> Exercise goal
The sole answer should be the number of lines in the material below that hold "text".

> Records for this exercise
---------------
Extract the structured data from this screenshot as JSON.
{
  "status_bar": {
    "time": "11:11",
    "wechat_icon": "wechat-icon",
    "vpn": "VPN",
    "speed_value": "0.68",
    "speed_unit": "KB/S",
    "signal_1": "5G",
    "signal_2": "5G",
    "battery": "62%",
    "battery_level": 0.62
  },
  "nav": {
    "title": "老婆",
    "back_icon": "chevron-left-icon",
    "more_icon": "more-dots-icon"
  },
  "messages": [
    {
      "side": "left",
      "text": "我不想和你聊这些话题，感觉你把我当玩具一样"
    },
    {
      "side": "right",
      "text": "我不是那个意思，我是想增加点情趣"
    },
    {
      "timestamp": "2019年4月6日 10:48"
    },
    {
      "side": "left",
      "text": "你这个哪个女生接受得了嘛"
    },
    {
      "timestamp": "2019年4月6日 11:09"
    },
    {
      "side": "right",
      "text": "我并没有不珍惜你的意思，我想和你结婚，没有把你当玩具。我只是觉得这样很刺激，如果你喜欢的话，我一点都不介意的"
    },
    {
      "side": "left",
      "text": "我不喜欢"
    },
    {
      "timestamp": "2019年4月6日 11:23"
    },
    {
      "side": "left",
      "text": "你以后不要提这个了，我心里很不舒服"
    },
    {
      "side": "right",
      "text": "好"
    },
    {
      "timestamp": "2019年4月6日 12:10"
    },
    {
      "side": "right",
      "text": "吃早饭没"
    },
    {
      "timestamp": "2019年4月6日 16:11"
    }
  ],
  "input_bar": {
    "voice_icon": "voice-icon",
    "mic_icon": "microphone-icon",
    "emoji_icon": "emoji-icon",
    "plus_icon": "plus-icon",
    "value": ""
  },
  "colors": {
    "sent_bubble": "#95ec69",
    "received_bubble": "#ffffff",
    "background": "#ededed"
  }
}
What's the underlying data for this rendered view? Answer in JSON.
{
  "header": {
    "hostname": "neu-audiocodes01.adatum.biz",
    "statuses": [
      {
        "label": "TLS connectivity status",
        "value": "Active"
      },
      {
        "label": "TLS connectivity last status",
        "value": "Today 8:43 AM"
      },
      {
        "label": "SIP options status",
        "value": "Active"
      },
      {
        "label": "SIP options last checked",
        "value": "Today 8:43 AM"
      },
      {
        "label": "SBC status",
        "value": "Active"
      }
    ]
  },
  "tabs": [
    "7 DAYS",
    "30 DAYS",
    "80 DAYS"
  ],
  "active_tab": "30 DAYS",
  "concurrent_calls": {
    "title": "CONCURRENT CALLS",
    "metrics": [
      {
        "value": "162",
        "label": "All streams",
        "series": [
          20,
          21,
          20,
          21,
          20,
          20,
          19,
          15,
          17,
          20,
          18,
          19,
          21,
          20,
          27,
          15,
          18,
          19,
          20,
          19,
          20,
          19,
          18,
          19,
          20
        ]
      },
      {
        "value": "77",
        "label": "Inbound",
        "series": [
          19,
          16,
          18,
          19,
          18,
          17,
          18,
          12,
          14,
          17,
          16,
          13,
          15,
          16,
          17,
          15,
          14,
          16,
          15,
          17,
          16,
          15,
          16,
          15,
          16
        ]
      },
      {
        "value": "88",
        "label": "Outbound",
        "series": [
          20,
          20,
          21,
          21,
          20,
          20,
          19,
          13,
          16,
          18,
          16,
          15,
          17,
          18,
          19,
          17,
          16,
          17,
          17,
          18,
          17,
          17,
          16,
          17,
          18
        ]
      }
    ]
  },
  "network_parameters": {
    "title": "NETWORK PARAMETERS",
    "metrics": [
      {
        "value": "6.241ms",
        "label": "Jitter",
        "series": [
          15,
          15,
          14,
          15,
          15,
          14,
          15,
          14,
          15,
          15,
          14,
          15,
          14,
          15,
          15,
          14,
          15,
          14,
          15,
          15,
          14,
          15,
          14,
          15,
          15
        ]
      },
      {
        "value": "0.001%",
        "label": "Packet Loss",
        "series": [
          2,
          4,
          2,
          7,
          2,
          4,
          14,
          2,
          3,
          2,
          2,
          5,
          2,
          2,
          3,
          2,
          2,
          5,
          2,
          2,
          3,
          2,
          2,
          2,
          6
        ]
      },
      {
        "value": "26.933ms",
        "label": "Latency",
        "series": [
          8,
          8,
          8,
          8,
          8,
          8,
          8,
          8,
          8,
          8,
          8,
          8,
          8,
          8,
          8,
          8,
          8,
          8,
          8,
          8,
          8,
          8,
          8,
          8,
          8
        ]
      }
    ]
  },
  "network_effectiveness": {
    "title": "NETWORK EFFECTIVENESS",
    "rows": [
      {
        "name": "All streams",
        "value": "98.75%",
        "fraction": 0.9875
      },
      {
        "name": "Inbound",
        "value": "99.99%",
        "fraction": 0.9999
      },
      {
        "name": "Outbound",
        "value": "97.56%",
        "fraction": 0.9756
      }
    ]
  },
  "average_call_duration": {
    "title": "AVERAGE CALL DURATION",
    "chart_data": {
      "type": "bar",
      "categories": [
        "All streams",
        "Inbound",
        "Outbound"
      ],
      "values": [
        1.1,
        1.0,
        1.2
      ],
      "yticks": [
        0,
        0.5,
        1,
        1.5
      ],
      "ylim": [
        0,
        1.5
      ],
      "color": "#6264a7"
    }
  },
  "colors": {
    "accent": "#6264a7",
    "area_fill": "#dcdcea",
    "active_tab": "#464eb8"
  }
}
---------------
> Response
8